One of the beauties for me with ClickNKids is that it is a lifetime membership.  You simply change a child's name and start all over again.

Not only did I use it successfully with tama 2, but I also used it successfully with tama 3 and he is now using ClicknSpell.  Which brings me to the photo of tamāhine 2.  

I reset her lessons when we started back this year because the break proved too long. Unfortunately, she had forgotten a lot more than I would have liked. (You can reset the lessons under the parent access, just as you do with Reading Eggs).

Her daily reading now is Progressive Phonics after mathematics, then either Reading Eggs or CliknKids in the afternoon following Geography.
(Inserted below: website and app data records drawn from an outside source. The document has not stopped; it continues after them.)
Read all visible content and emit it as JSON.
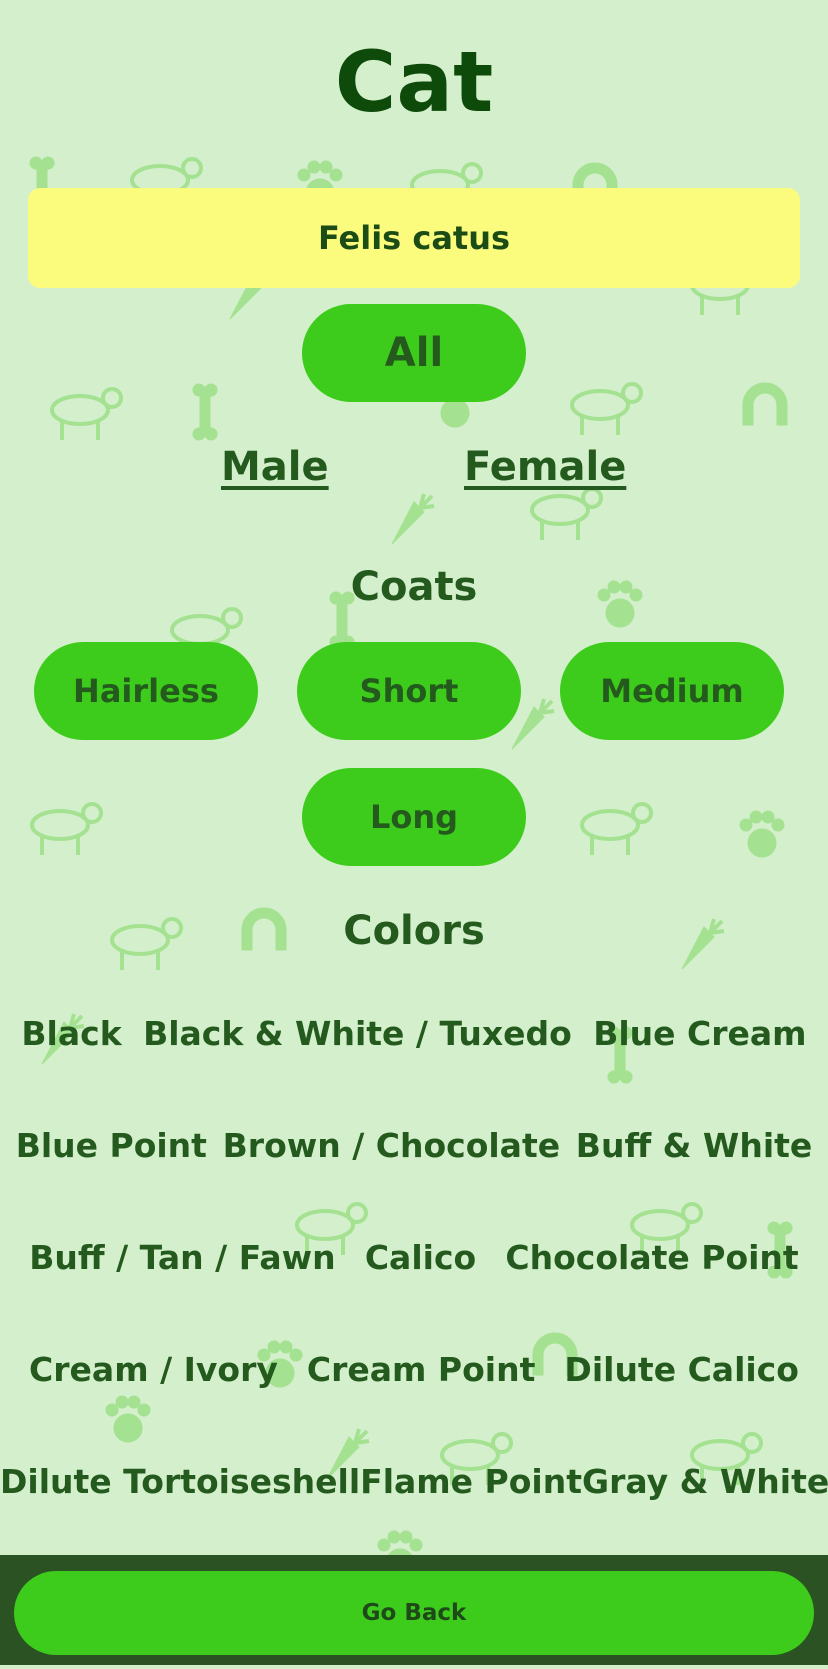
{
  "header": {
    "title": "Cat",
    "subtitle": "Felis catus"
  },
  "filters": {
    "all_label": "All",
    "male_label": "Male",
    "female_label": "Female"
  },
  "coats": {
    "title": "Coats",
    "items": [
      "Hairless",
      "Short",
      "Medium",
      "Long"
    ]
  },
  "colors": {
    "title": "Colors",
    "rows": [
      [
        "Black",
        "Black & White / Tuxedo",
        "Blue Cream"
      ],
      [
        "Blue Point",
        "Brown / Chocolate",
        "Buff & White"
      ],
      [
        "Buff / Tan / Fawn",
        "Calico",
        "Chocolate Point"
      ],
      [
        "Cream / Ivory",
        "Cream Point",
        "Dilute Calico"
      ],
      [
        "Dilute Tortoiseshell",
        "Flame Point",
        "Gray & White"
      ]
    ]
  },
  "footer": {
    "back_label": "Go Back"
  },
  "theme": {
    "background": "#d3efcb",
    "accent_green": "#3dcc1b",
    "highlight_yellow": "#fbfb7d",
    "footer_dark": "#2a5223",
    "text_dark_green": "#245a1e"
  },
  "background_icons": [
    "paw-icon",
    "bone-icon",
    "dog-icon",
    "cat-icon",
    "horse-icon",
    "rabbit-icon",
    "pig-icon",
    "carrot-icon",
    "horseshoe-icon",
    "lizard-icon"
  ]
}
Whichever one we didn't do after Geography, I try my best to squeeze that in after kai each evening.  It all depends on the day, though.  She enjoys this new format and I am determined to have her reading (more fluently) by the end of the year.

The schooling that I am doing with tamāhine 2 now, would not be able to work if the three big kids did not take complete ownership of their studies (well, in all fairness, tama 1 was already in control of his, I just needed to get the other two completely independent).  It was either they took over, or I send them to school because I was failing my second daughter. And yes! I definitely did look at prospectuses of a number of kura.
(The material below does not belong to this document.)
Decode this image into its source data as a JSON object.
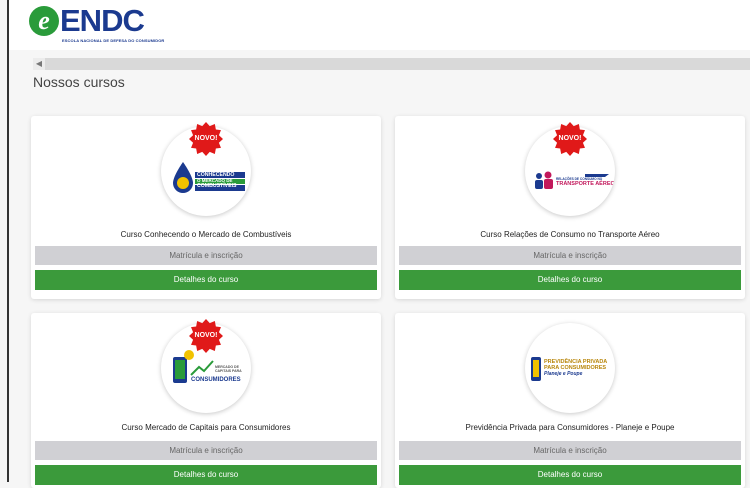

From 3.00pm NZ time we watched the 12th Republican Debate.  Tama 1 and tama 2 sat in the lounge reading their science while watching, and I listened as I worked in the classroom.


As I was working my printer ran low with ink.  Hardly exciting!  Yes, that's true.  But, having refilled the ink, said printer decided to pack a sad.  No matter what I tried it didn't work. I've never received a message like this before:


We paid good money for this printer yet it's been a headache ever since we purchased it.  I mucked around for what felt like far too long and then decided to flag it.  The upshot of the printer failing meant I couldn't print our History pages!  Grrr...  As a homeschooler, we can't do without a printer for very long.  As a small business, we definitely need a printer even sooner!

With all that frustration, I decided to exercise and watch the follow-up discussion to the Republican Debate with the boys. Tamāhine 1 joined us once she had finished with some of her kura.  The big kids also made dinner to allow their mum to shower after exercising.

Friday night our family settled in and we enjoyed the final of Masterchef Australia 2015 (yeah, that's how far behind we are.  Typical.). I'm not a fan of reality shows except Masterchef.  I loathe any other reality show.  What a close race.  We loved both finalists and were thrilled Billie won.  We would have been thrilled if Georgia won too!  They were both very deserving of being in the finals. There aren't many programmes we watch on TV yet Masterchef has always been a hit with everyone in our family, and it's nice to blob out at the end of a week in mum and dad's room to watch something as a family. We don't do it nearly enough.

Saturday

Took the printer back to the shop. I don't have time to have it fixed, so we bought a new one.  I wonder how many printers I've had over the years?  Nothing is built to last anymore.

Right, my youngest son is hinting I need to clean the house.  I said I was going to mop the floors and he's taken it upon himself to help mum with some extra chores:


My fitness this week.  I've run 16km.  A great improvement, but I won't be running any marathons soon.  Am I planning to?  No!!! Seeing as I'm unlikely to have another pēpe I just want to get my weight down to where I'm happy - hence no photos of me on the blog.  Hell no!!

Thanks for dropping by
ka kite ano

Sunday, 6 March 2016

Anyone care for a muffin?

Nau  mai, hoki mai, and welcome back!

Last night tama 2 made a large batch of muffins.  He iced them while we were all watching the 50th Anniversary of the New Zealand programme, Country Calendar, (1966 was a brilliant year!)

I was working in the classroom at the end of the show, when tama 2 came in and showed me:


(I wondered why he kept coming by my office area to use the printer and sneaking off without a word to me!  I like sneaky surprises!)



Hmmm .... maybe a small business venture?


Thanks for dropping by
ka kite ano